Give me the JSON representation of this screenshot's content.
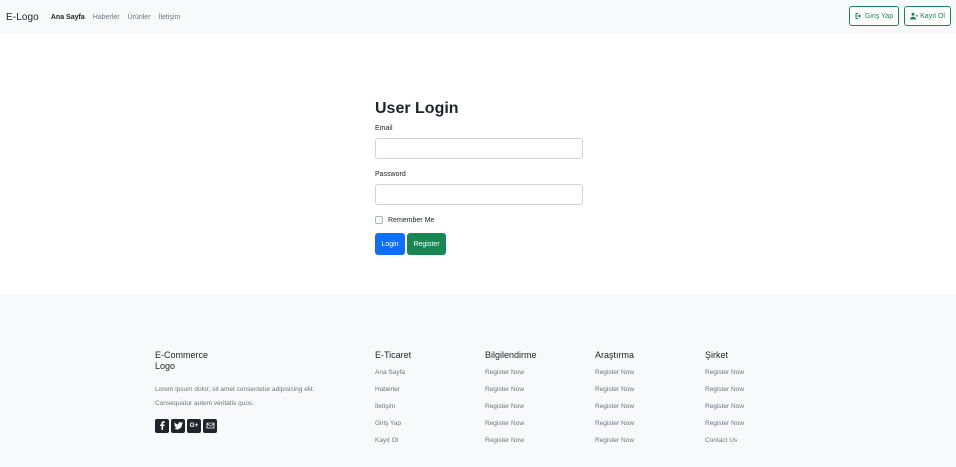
{
  "navbar": {
    "brand": "E-Logo",
    "links": [
      "Ana Sayfa",
      "Haberler",
      "Ürünler",
      "İletişim"
    ],
    "login_button": "Giriş Yap",
    "register_button": "Kayıt Ol"
  },
  "login": {
    "title": "User Login",
    "email_label": "Email",
    "password_label": "Password",
    "remember_label": "Remember Me",
    "login_button": "Login",
    "register_button": "Register"
  },
  "footer": {
    "brand_title_line1": "E-Commerce",
    "brand_title_line2": "Logo",
    "description": "Lorem ipsum dolor, sit amet consectetur adipisicing elit. Consequatur autem veritatis quos.",
    "social_icons": [
      "facebook-icon",
      "twitter-icon",
      "google-plus-icon",
      "envelope-icon"
    ],
    "google_plus_text": "G+",
    "columns": [
      {
        "title": "E-Ticaret",
        "items": [
          "Ana Sayfa",
          "Haberler",
          "İletişim",
          "Giriş Yap",
          "Kayıt Ol"
        ]
      },
      {
        "title": "Bilgilendirme",
        "items": [
          "Register Now",
          "Register Now",
          "Register Now",
          "Register Now",
          "Register Now"
        ]
      },
      {
        "title": "Araştırma",
        "items": [
          "Register Now",
          "Register Now",
          "Register Now",
          "Register Now",
          "Register Now"
        ]
      },
      {
        "title": "Şirket",
        "items": [
          "Register Now",
          "Register Now",
          "Register Now",
          "Register Now",
          "Contact Us"
        ]
      }
    ]
  },
  "colors": {
    "primary": "#0d6efd",
    "success": "#198754",
    "light_bg": "#f8f9fa",
    "muted_text": "#6c757d"
  }
}
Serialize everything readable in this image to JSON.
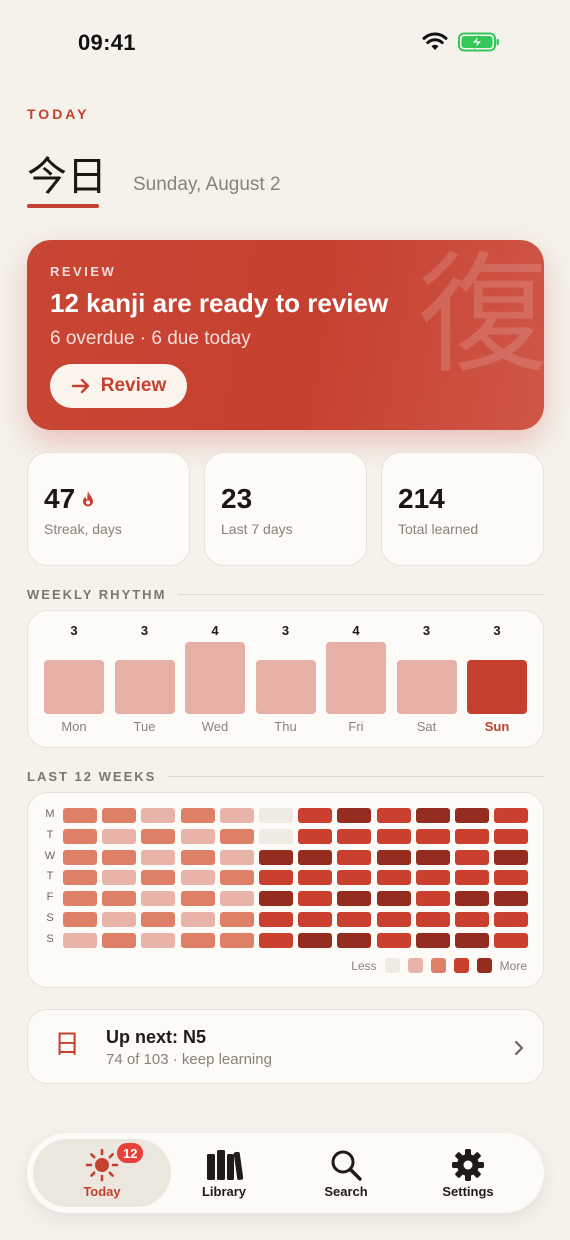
{
  "status_bar": {
    "time": "09:41"
  },
  "header": {
    "eyebrow": "TODAY",
    "title": "今日",
    "date": "Sunday, August 2"
  },
  "review": {
    "eyebrow": "REVIEW",
    "title": "12 kanji are ready to review",
    "subtitle": "6 overdue · 6 due today",
    "button_label": "Review",
    "watermark": "復"
  },
  "stats": [
    {
      "value": "47",
      "label": "Streak, days",
      "icon": "flame-icon"
    },
    {
      "value": "23",
      "label": "Last 7 days"
    },
    {
      "value": "214",
      "label": "Total learned"
    }
  ],
  "weekly_rhythm": {
    "label": "WEEKLY RHYTHM",
    "days": [
      {
        "day": "Mon",
        "count": 3
      },
      {
        "day": "Tue",
        "count": 3
      },
      {
        "day": "Wed",
        "count": 4
      },
      {
        "day": "Thu",
        "count": 3
      },
      {
        "day": "Fri",
        "count": 4
      },
      {
        "day": "Sat",
        "count": 3
      },
      {
        "day": "Sun",
        "count": 3,
        "active": true
      }
    ]
  },
  "heatmap": {
    "label": "LAST 12 WEEKS",
    "row_labels": [
      "M",
      "T",
      "W",
      "T",
      "F",
      "S",
      "S"
    ],
    "levels": [
      [
        3,
        3,
        2,
        3,
        2,
        1,
        4,
        5,
        4,
        5,
        5,
        4
      ],
      [
        3,
        2,
        3,
        2,
        3,
        1,
        4,
        4,
        4,
        4,
        4,
        4
      ],
      [
        3,
        3,
        2,
        3,
        2,
        5,
        5,
        4,
        5,
        5,
        4,
        5
      ],
      [
        3,
        2,
        3,
        2,
        3,
        4,
        4,
        4,
        4,
        4,
        4,
        4
      ],
      [
        3,
        3,
        2,
        3,
        2,
        5,
        4,
        5,
        5,
        4,
        5,
        5
      ],
      [
        3,
        2,
        3,
        2,
        3,
        4,
        4,
        4,
        4,
        4,
        4,
        4
      ],
      [
        2,
        3,
        2,
        3,
        3,
        4,
        5,
        5,
        4,
        5,
        5,
        4
      ]
    ],
    "level_colors": [
      "#efebe3",
      "#efebe3",
      "#e8b3a9",
      "#de8068",
      "#c9402f",
      "#942c20"
    ],
    "legend_less": "Less",
    "legend_more": "More",
    "legend_colors": [
      "#efebe3",
      "#e8b3a9",
      "#de8068",
      "#c9402f",
      "#942c20"
    ]
  },
  "up_next": {
    "kanji": "日",
    "title": "Up next: N5",
    "subtitle": "74 of 103 · keep learning"
  },
  "tabs": [
    {
      "label": "Today",
      "icon": "sun-icon",
      "active": true,
      "badge": "12"
    },
    {
      "label": "Library",
      "icon": "books-icon"
    },
    {
      "label": "Search",
      "icon": "search-icon"
    },
    {
      "label": "Settings",
      "icon": "gear-icon"
    }
  ],
  "colors": {
    "accent": "#c5402f",
    "background": "#f5f2ec",
    "card": "#fdfbf7"
  }
}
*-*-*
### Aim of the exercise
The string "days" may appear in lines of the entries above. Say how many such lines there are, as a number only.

### Response
3